"""

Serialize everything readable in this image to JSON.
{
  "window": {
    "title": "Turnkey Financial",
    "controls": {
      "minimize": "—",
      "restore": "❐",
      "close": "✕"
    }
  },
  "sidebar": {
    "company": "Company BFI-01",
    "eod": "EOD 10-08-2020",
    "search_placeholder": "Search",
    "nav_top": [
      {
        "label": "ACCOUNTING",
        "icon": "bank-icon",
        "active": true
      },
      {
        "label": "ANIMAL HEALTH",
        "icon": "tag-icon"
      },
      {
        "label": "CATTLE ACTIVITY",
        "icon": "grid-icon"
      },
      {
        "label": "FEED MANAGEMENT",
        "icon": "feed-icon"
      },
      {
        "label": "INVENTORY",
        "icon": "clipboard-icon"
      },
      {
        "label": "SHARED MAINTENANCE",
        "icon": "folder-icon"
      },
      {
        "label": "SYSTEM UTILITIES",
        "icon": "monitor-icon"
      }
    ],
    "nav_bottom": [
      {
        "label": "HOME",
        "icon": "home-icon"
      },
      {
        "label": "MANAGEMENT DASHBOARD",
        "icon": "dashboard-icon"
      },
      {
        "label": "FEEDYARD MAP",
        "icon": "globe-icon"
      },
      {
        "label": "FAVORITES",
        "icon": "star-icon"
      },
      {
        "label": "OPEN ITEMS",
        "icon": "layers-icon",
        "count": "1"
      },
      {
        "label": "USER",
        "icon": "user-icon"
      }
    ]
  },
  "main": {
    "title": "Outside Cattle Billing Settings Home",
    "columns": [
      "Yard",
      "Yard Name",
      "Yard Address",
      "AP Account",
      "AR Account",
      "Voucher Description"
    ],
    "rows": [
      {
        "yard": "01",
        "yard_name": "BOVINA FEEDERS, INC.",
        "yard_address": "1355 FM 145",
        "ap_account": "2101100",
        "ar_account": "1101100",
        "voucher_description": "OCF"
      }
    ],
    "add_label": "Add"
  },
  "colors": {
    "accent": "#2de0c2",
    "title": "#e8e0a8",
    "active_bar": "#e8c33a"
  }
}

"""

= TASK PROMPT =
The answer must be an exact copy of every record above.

= REPLY TO THE TASK =
Serialize everything readable in this image to JSON.
{
  "window": {
    "title": "Turnkey Financial",
    "controls": {
      "minimize": "—",
      "restore": "❐",
      "close": "✕"
    }
  },
  "sidebar": {
    "company": "Company BFI-01",
    "eod": "EOD 10-08-2020",
    "search_placeholder": "Search",
    "nav_top": [
      {
        "label": "ACCOUNTING",
        "icon": "bank-icon",
        "active": true
      },
      {
        "label": "ANIMAL HEALTH",
        "icon": "tag-icon"
      },
      {
        "label": "CATTLE ACTIVITY",
        "icon": "grid-icon"
      },
      {
        "label": "FEED MANAGEMENT",
        "icon": "feed-icon"
      },
      {
        "label": "INVENTORY",
        "icon": "clipboard-icon"
      },
      {
        "label": "SHARED MAINTENANCE",
        "icon": "folder-icon"
      },
      {
        "label": "SYSTEM UTILITIES",
        "icon": "monitor-icon"
      }
    ],
    "nav_bottom": [
      {
        "label": "HOME",
        "icon": "home-icon"
      },
      {
        "label": "MANAGEMENT DASHBOARD",
        "icon": "dashboard-icon"
      },
      {
        "label": "FEEDYARD MAP",
        "icon": "globe-icon"
      },
      {
        "label": "FAVORITES",
        "icon": "star-icon"
      },
      {
        "label": "OPEN ITEMS",
        "icon": "layers-icon",
        "count": "1"
      },
      {
        "label": "USER",
        "icon": "user-icon"
      }
    ]
  },
  "main": {
    "title": "Outside Cattle Billing Settings Home",
    "columns": [
      "Yard",
      "Yard Name",
      "Yard Address",
      "AP Account",
      "AR Account",
      "Voucher Description"
    ],
    "rows": [
      {
        "yard": "01",
        "yard_name": "BOVINA FEEDERS, INC.",
        "yard_address": "1355 FM 145",
        "ap_account": "2101100",
        "ar_account": "1101100",
        "voucher_description": "OCF"
      }
    ],
    "add_label": "Add"
  },
  "colors": {
    "accent": "#2de0c2",
    "title": "#e8e0a8",
    "active_bar": "#e8c33a"
  }
}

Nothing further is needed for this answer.